TASK: Each line of the records that includes "value" should be found and copied.

Website and app data records
****

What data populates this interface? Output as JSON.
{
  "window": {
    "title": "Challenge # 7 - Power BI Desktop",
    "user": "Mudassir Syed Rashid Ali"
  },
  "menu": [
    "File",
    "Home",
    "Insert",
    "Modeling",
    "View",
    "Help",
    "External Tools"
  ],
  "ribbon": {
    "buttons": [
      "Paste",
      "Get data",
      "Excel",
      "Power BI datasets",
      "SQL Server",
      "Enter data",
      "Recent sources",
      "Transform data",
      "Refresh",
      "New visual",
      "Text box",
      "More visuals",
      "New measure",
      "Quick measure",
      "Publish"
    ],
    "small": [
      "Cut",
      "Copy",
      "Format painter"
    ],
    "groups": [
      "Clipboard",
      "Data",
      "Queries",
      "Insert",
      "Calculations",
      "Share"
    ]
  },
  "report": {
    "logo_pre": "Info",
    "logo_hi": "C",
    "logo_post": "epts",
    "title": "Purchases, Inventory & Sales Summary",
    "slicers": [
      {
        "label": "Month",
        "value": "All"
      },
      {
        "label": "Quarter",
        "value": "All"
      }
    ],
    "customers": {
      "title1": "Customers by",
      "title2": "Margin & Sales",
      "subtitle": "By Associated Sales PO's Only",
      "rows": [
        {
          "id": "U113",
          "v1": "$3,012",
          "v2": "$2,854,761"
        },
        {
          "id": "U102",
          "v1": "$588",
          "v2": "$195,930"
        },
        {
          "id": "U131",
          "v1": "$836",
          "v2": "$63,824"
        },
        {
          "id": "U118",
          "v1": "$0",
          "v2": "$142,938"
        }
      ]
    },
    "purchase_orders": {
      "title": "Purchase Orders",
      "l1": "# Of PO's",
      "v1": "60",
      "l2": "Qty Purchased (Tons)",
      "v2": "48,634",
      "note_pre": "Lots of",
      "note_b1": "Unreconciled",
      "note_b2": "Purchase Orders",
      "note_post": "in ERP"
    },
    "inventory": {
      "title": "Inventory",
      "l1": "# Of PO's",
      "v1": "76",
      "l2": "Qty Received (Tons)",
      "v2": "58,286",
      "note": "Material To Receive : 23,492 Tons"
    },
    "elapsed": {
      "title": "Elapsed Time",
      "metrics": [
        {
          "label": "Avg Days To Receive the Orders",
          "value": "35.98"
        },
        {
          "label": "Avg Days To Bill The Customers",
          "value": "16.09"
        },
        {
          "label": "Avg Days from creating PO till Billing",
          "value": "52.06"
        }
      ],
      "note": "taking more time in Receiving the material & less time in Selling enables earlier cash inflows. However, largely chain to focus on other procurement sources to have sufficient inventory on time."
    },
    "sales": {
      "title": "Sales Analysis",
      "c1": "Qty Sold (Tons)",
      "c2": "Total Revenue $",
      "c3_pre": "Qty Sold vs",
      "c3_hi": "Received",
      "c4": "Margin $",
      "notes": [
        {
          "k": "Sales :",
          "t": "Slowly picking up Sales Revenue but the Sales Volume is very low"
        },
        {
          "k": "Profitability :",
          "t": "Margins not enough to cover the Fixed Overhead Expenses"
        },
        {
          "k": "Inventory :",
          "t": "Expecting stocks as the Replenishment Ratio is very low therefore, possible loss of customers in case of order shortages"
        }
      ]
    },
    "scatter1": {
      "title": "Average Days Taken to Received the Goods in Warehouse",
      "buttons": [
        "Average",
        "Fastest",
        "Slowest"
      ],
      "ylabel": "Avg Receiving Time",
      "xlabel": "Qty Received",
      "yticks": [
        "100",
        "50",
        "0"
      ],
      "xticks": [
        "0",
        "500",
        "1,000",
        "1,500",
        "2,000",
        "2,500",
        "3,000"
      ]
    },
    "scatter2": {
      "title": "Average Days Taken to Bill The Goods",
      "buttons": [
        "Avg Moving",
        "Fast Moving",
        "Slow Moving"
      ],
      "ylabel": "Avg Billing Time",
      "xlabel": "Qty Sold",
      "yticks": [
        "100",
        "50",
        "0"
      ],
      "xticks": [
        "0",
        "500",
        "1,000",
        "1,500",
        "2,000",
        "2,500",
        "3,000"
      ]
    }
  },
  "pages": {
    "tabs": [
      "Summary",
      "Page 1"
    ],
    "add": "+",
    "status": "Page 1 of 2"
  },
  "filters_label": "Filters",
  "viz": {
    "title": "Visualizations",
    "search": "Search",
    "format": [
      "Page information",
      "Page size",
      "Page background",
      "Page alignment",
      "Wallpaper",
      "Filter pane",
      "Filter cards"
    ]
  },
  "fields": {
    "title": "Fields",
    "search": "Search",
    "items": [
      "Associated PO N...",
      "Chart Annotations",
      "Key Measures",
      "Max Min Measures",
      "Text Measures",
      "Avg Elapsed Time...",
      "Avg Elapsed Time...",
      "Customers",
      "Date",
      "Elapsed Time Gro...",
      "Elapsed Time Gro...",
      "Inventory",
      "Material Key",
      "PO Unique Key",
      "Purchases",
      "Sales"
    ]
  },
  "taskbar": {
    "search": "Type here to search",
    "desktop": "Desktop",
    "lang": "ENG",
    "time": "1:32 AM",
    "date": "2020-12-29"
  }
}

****

RESPONSE BOX:
        "value": "All"
        "value": "All"
          "value": "35.98"
          "value": "16.09"
          "value": "52.06"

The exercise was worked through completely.